Series IV

Assorted Materials (3 boxes)

The Assorted Materials include excerpts and articles from various publications, official correspondence from organizations, books, and pamphlets. The material covers essentially the same range of topics in Series I, II, and III. Specifically, Series IV includes material related to Nixon's impeachment; the Vietnam War; voters' guides; mail order catalogs; course catalogs for various classes; posters; public notices for protests, rallies and marches; and comic book buyers' guides. There is no specific alphabetical or chronological arrangement in this series.

Administrative History

The origins of the Social Movements Collection date back to 1969, when the Charlottesville (Virginia) Draft Resistance organized to pass out literature, pamphlets and fliers at the University of Virginia and within the community in opposition to the draft and the Vietnam War. The organization became the Charlottesville Resistance in 1974 after inductions in the draft ceased. The organization evolved to include several points of view extending over a broad range of social topics within the United States. The Charlottesville Resistance was a recognized student organization at UVA and remained open to anyone wishing to join. Membership remained loose and the organization held meetings in members' homes, or at the Mouse Trap, a local restaurant and bar popular among UVA students.

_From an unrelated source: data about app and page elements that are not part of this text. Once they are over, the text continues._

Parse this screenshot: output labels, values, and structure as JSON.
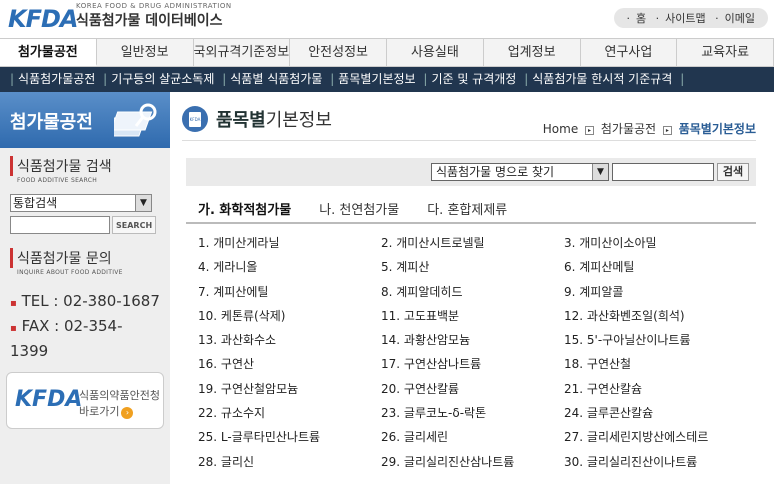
{
  "header": {
    "logo_mark": "KFDA",
    "logo_sub": "KOREA FOOD & DRUG ADMINISTRATION",
    "logo_main": "식품첨가물 데이터베이스",
    "util_links": [
      "홈",
      "사이트맵",
      "이메일"
    ]
  },
  "mainnav": [
    "첨가물공전",
    "일반정보",
    "국외규격기준정보",
    "안전성정보",
    "사용실태",
    "업계정보",
    "연구사업",
    "교육자료"
  ],
  "subnav": [
    "식품첨가물공전",
    "기구등의 살균소독제",
    "식품별 식품첨가물",
    "품목별기본정보",
    "기준 및 규격개정",
    "식품첨가물 한시적 기준규격"
  ],
  "sidebar": {
    "banner_title": "첨가물공전",
    "search_title": "식품첨가물 검색",
    "search_sub": "FOOD ADDITIVE SEARCH",
    "search_select": "통합검색",
    "search_button": "SEARCH",
    "inquiry_title": "식품첨가물 문의",
    "inquiry_sub": "INQUIRE ABOUT FOOD ADDITIVE",
    "tel": "TEL : 02-380-1687",
    "fax": "FAX : 02-354-1399",
    "banner_mark": "KFDA",
    "banner_line1": "식품의약품안전청",
    "banner_line2": "바로가기"
  },
  "content": {
    "title_strong": "품목별",
    "title_rest": "기본정보",
    "breadcrumb": [
      "Home",
      "첨가물공전",
      "품목별기본정보"
    ],
    "search_select": "식품첨가물 명으로 찾기",
    "search_button": "검색",
    "tabs": [
      "가. 화학적첨가물",
      "나. 천연첨가물",
      "다. 혼합제제류"
    ],
    "items": [
      [
        "1. 개미산게라닐",
        "2. 개미산시트로넬릴",
        "3. 개미산이소아밀"
      ],
      [
        "4. 게라니올",
        "5. 계피산",
        "6. 계피산메틸"
      ],
      [
        "7. 계피산에틸",
        "8. 계피알데히드",
        "9. 계피알콜"
      ],
      [
        "10. 케톤류(삭제)",
        "11. 고도표백분",
        "12. 과산화벤조일(희석)"
      ],
      [
        "13. 과산화수소",
        "14. 과황산암모늄",
        "15. 5'-구아닐산이나트륨"
      ],
      [
        "16. 구연산",
        "17. 구연산삼나트륨",
        "18. 구연산철"
      ],
      [
        "19. 구연산철암모늄",
        "20. 구연산칼륨",
        "21. 구연산칼슘"
      ],
      [
        "22. 규소수지",
        "23. 글루코노-δ-락톤",
        "24. 글루콘산칼슘"
      ],
      [
        "25. L-글루타민산나트륨",
        "26. 글리세린",
        "27. 글리세린지방산에스테르"
      ],
      [
        "28. 글리신",
        "29. 글리실리진산삼나트륨",
        "30. 글리실리진산이나트륨"
      ]
    ]
  }
}
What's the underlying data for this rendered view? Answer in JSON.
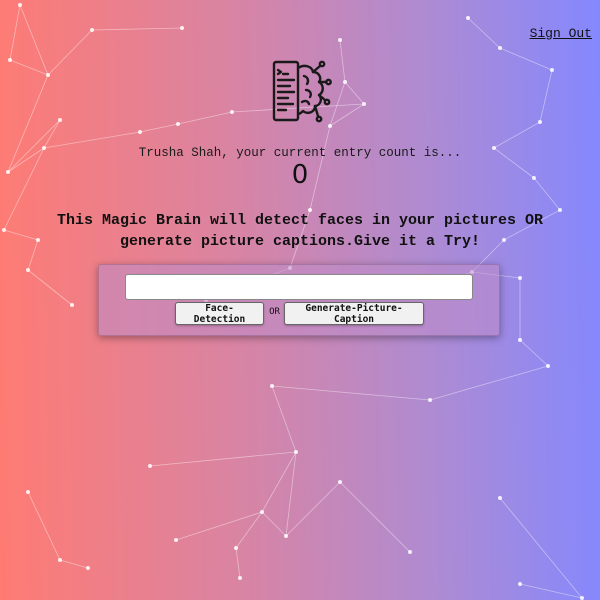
{
  "nav": {
    "signout_label": "Sign Out"
  },
  "profile": {
    "greeting": "Trusha Shah, your current entry count is...",
    "entry_count": "0"
  },
  "intro": {
    "tagline": "This Magic Brain will detect faces in your pictures OR generate picture captions.Give it a Try!"
  },
  "form": {
    "url_value": "",
    "url_placeholder": "",
    "face_button_label": "Face-Detection",
    "or_label": "OR",
    "caption_button_label": "Generate-Picture-Caption"
  },
  "icons": {
    "logo": "brain-code-icon"
  },
  "colors": {
    "gradient_start": "#ff7b73",
    "gradient_end": "#8488ff",
    "particle": "#ffffff"
  }
}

The Committee for a Social Movements Collection, an organization independent of the Charlottesville Resistance but one that enjoyed many of the same memberships, formed to amass an array of diverse material that reflected broad social trends in the United States in the 1970s, as well as local trends in Charlottesville. The Committee approached the UVA administration in 1969 asking for space at UVA in which to house the material the Committee intended to collect for the Social Movements Collection. Much of the initial material came from the Charlottesville Draft Resistance. The administration agreed to house the Social Movements Collection on the fifth floor of the Alderman Library, and agreed to furnish the Committee with some file cabinets. The Social Movements Collection grew from funds provided by UVA as well as from money generated by members of the Committee and members of the Charlottesville Resistance, who delivered speeches at rallies, attended protests, and other gatherings. Steve Squires and Bill Volonte volunteered significant amounts of time and energy maintaining and organizing the Social Movements Collection throughout the early and mid 1970s.

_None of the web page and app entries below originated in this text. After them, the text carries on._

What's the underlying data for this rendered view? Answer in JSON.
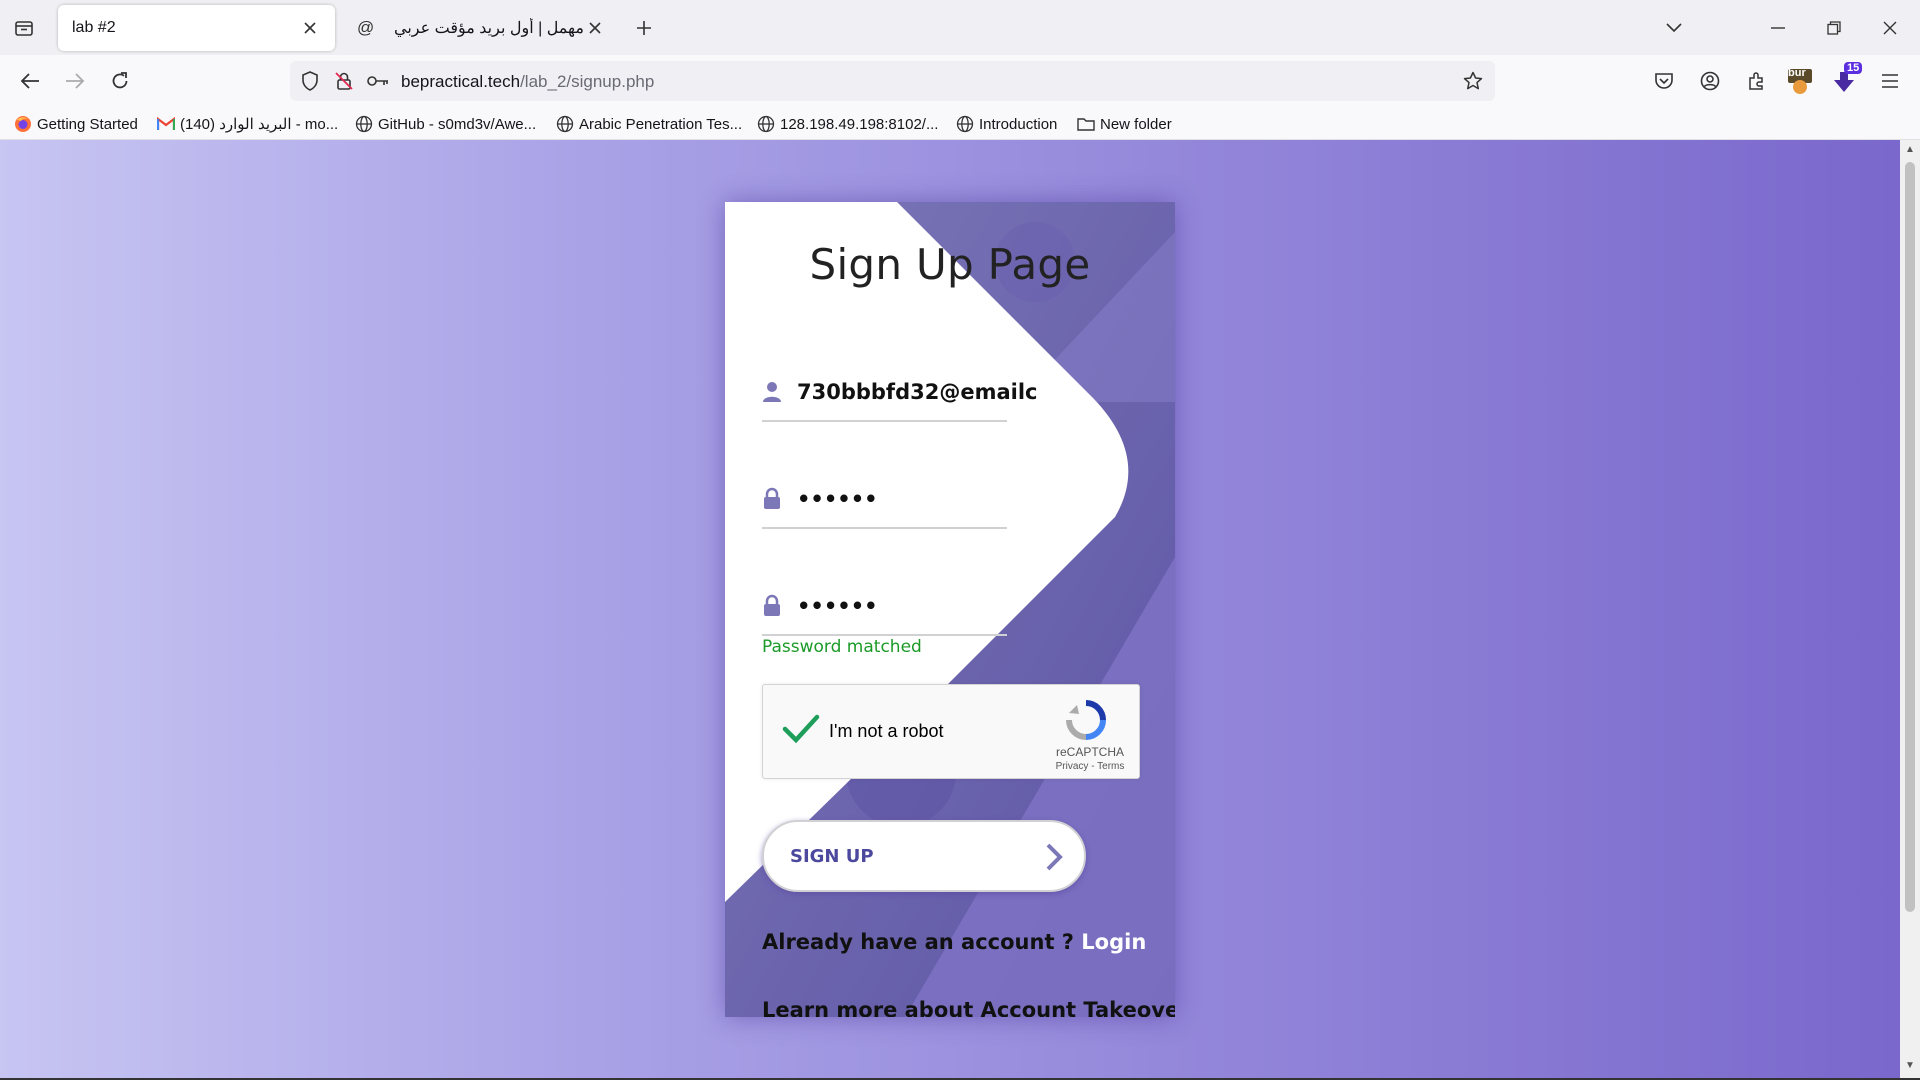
{
  "browser": {
    "tabs": [
      {
        "title": "lab #2",
        "active": true
      },
      {
        "title": "مهمل | أول بريد مؤقت عربي",
        "favicon": "@",
        "active": false
      }
    ],
    "url": {
      "host": "bepractical.tech",
      "path": "/lab_2/signup.php"
    },
    "extension_badge": "15",
    "bur_badge": "bur"
  },
  "bookmarks": [
    {
      "label": "Getting Started",
      "icon": "firefox-icon"
    },
    {
      "label": "البريد الوارد (140) - mo...",
      "icon": "gmail-icon"
    },
    {
      "label": "GitHub - s0md3v/Awe...",
      "icon": "globe-icon"
    },
    {
      "label": "Arabic Penetration Tes...",
      "icon": "globe-icon"
    },
    {
      "label": "128.198.49.198:8102/...",
      "icon": "globe-icon"
    },
    {
      "label": "Introduction",
      "icon": "globe-icon"
    },
    {
      "label": "New folder",
      "icon": "folder-icon"
    }
  ],
  "page": {
    "title": "Sign Up Page",
    "email_value": "730bbbfd32@emailc",
    "password_value": "••••••",
    "confirm_password_value": "••••••",
    "match_message": "Password matched",
    "captcha": {
      "label": "I'm not a robot",
      "brand": "reCAPTCHA",
      "links": "Privacy - Terms"
    },
    "signup_label": "SIGN UP",
    "have_account_text": "Already have an account ?",
    "login_link": "Login",
    "learn_more": "Learn more about Account Takeover"
  },
  "colors": {
    "accent": "#4c489d",
    "gradient_left": "#c7c5f2",
    "gradient_right": "#7a68cc",
    "match": "#1b9a28"
  }
}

The Charlottesville Resistance dissolved in late 1978, and the Committee was faced with what to do with the Social Movements Collection. John F. Hennig, a member, graduated from Kent State University (Ohio) and recalled that KSU had a small collection of radical student newspapers and other underground publications from the late 1960s and 1970s. Hennig contacted Dean Keller, Curator of Special Collections at Kent State, and then delivered the bulk of the Collection to KSU in the fall of 1979. Hennig continued to send portions of the Collection to KSU throughout the 1980s, until he moved to England in 1986.

The Social Movements Collection remained virtually unused and almost entirely unprocessed in Kent State's stacks. Kent State University transferred the Social Movements Collection to the Vietnam Archive at Texas Tech University in March 2004.

Rights and Access

Access Restrictions
Collection is open for research

Collection Inventory

Social Movement Groups 
Newspapers and Newsletters 
Assorted Materials 
Oversized Materials 
OS 129

Separated Materials

Museum Objects
1451museum3061: Incense from Dawn Horse Book Depot.

Digitized Materials

Items from this collection have been digitized and are available in the Virtual Vietnam Archive.

To search for items within this collection, or within all of the holdings of the Vietnam Archive, go to the Virtual Vietnam Archive